Physical Sciences Division
Melding Experiment and Theory Sheds Light on Molecular Recognition
Research based on collisions thrives on integration with theory
Results: For the first time, scientists have determined in the laboratory how much energy is needed to release a large complex molecule from its target without solvent present. The team from Pacific Northwest National Laboratory combined experimental and computational work to get this previously unknown answer.
Why it matters: Antibiotics, enzymes, and other complex molecules can selectively find their targets, even when the targets are as rare as a needle in a haystack. To understand how these molecules perform this feat of biorecognition, scientists need to know the energies involved in the interactions. This knowledge could lead to designer molecules that break apart plants to release precursors for bio-fuels or specially designed nanomaterials for environmental remediation or sensors.
Methods: The researchers began with vancomycin, a well-characterized antibiotic that serves as a model for biorecognition studies, where molecules identify specific targets. Vancomycin binds to its target, a tiny protein on the bacteria's outer wall. This binding involves relatively weak bonds known as noncovalent bonds.
As a first step, the researchers added a proton to vancomycin and bound it to a model of its target. Using a model, the team could focus on the bond and not the baggage brought by the bacteria. The complex was transferred into the gas phase, removing any interference from troublesome solvents.
Second, the researchers allowed the antibiotic-peptide complex to collide with a surface inside a specially designed mass spectrometer in the Department of Energy's EMSL, a national scientific user facility at PNNL. This technique is called surface-induced dissociation. The molecular complex broke. The noncovalent bonds snapped and released the target protein. The team measured the time and energy involved in this and other reactions. They used detailed modeling of their experimental data to determine the binding energy between the antibiotic and the protein.
This method allowed the researchers to determine for the first time the binding energy between the two molecules as 30.9 ± 1.8 kcal/mol, a number previously unknown.

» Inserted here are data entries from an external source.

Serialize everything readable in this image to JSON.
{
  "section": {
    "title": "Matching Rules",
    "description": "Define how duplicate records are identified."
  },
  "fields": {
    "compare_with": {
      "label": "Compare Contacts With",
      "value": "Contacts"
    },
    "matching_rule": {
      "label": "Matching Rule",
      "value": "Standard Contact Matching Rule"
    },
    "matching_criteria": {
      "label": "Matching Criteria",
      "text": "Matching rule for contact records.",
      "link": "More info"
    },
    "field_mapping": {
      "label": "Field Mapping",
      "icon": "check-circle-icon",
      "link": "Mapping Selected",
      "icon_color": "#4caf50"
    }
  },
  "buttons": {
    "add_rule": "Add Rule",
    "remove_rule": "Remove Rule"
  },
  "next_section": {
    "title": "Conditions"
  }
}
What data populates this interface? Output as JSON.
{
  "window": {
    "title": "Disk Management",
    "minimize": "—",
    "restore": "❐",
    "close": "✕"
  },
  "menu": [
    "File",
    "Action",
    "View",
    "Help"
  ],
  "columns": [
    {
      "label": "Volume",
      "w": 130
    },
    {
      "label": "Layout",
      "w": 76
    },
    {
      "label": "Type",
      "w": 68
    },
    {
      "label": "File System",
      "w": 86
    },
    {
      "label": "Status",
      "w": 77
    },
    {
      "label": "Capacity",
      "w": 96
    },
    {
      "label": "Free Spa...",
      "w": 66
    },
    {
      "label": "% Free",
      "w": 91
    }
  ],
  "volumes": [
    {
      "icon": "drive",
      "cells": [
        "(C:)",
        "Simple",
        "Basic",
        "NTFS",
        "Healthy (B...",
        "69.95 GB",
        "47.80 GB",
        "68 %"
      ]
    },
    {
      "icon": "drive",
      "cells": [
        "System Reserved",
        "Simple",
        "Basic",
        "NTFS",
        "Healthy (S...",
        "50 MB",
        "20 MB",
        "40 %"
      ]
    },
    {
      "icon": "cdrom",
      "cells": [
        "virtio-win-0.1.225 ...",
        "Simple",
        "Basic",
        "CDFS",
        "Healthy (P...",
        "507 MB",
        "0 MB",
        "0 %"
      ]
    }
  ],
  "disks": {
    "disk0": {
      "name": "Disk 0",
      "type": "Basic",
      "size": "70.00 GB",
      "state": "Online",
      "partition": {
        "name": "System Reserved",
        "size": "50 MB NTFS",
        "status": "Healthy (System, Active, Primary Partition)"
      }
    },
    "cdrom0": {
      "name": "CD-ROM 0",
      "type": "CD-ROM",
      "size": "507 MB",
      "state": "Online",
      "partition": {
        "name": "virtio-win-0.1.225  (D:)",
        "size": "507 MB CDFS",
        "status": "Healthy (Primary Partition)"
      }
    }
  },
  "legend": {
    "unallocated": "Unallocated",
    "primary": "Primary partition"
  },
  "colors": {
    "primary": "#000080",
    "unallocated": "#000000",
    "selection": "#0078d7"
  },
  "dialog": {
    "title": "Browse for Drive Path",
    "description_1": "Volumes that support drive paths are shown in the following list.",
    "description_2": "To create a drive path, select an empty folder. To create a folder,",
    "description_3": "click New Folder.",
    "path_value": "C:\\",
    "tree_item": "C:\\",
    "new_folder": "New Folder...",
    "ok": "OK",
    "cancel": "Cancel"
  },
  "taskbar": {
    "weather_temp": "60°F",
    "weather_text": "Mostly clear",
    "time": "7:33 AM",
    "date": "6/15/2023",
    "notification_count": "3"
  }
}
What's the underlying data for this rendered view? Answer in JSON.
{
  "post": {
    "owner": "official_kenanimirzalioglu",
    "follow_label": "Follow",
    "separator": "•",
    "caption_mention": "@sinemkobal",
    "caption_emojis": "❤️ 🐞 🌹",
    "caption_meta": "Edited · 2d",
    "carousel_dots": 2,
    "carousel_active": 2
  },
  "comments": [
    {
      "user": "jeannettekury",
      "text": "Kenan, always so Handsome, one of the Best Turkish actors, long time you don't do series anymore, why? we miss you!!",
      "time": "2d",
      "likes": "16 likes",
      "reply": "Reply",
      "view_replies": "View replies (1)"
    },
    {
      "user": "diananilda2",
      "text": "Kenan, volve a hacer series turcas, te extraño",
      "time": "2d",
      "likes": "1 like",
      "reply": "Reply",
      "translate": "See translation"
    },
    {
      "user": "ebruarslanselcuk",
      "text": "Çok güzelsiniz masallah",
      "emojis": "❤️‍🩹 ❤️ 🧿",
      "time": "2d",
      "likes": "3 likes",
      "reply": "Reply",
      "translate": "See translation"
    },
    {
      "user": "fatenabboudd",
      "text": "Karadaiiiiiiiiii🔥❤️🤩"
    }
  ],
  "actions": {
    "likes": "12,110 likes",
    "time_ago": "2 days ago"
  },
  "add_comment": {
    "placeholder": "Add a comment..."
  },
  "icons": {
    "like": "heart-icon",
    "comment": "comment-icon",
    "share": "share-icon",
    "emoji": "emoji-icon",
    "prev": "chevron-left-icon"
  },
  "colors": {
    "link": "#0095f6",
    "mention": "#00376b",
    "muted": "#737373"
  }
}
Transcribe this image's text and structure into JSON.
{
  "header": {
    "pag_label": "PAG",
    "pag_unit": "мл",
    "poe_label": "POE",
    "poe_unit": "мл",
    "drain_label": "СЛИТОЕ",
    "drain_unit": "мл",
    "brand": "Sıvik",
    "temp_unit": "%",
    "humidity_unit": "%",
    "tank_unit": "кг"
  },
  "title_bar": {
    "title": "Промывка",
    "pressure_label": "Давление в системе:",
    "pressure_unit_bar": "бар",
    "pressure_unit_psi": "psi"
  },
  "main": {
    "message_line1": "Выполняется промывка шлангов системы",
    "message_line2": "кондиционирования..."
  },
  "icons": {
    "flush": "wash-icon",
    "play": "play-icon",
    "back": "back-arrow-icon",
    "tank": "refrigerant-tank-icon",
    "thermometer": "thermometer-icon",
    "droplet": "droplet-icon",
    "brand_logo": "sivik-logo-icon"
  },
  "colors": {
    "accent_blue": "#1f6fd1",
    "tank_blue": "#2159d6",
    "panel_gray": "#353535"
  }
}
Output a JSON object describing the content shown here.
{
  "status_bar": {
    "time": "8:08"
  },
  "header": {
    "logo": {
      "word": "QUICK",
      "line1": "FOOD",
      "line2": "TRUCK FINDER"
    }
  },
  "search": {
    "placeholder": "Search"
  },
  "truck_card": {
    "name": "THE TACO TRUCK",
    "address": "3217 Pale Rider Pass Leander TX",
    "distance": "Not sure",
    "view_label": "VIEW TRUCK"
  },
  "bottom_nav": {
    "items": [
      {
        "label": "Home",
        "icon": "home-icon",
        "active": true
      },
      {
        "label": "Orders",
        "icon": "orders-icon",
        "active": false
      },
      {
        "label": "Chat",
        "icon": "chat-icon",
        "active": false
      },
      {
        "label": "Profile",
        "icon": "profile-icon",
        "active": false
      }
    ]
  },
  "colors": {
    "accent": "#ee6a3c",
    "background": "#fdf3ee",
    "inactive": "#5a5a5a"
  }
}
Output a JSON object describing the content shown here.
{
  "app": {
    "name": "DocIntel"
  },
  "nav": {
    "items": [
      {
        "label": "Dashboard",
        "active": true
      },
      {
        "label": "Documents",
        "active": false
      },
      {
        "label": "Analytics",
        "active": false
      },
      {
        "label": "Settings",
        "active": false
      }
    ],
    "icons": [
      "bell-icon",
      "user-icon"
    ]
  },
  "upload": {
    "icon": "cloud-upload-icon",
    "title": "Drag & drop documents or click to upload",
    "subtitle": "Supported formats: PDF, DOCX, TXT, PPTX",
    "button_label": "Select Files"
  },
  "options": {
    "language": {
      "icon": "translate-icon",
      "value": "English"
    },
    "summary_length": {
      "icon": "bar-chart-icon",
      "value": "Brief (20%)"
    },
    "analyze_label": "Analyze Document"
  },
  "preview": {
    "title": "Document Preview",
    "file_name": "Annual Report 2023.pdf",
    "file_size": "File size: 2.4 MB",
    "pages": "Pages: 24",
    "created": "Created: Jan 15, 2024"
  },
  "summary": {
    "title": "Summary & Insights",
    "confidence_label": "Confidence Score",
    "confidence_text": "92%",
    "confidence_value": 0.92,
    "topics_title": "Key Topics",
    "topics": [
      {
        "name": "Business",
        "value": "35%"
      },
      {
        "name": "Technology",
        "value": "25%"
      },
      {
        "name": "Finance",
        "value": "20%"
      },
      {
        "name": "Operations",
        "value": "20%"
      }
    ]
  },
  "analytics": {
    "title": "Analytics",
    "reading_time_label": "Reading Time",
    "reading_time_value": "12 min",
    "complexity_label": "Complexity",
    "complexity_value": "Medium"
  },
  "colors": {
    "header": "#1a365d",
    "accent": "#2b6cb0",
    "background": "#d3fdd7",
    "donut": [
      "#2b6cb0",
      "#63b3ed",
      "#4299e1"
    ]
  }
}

Next, researchers calculated the binding energy using theoretical calculations. The calculations resulted in a binding energy of 30.3 to 36 kcal/mole. This is a good match to the experiments. Also, the calculations provided insights into the behavior of the complex. First, the added proton played a role in binding the antibiotic to the target. Second, both the vancomycin and the target rearranged themselves when the complex breaks apart. The complexity of these calculations required the power of EMSL's supercomputer to solve.
What's next? The researchers plan to continue studying the binding energy of other complex molecules using surface-induced dissociation and theoretical calculations.
Acknowledgments: This work was funded by a grant from the Separations and Analysis Program within the Chemical Sciences Division, DOE's Office of Basic Energy Science.
The theoretical calculations were done using the supercomputing resources, NWChem, and Ecce at the Department of Energy's EMSL, a national scientific user facility at PNNL. Experiments were done using a specially configured 6-Tesla Fourier transform ion cyclotron resonance spectrometer in EMSL.
This work supports PNNL's mission to strengthen U.S. scientific foundations for innovation by developing tools and understanding required to control chemical and physical processes in complex multiphase environments.
Reference: Yang, Z, E Vorpagel, and J Laskin. 2008. "Experimental and Theoretical Studies of the Structures and Interactions of Vancomycin Antibiotics with Cell Wall Analogues." Journal of the American Chemical Society; ASAP article: DOI 10.1021/ja802643g.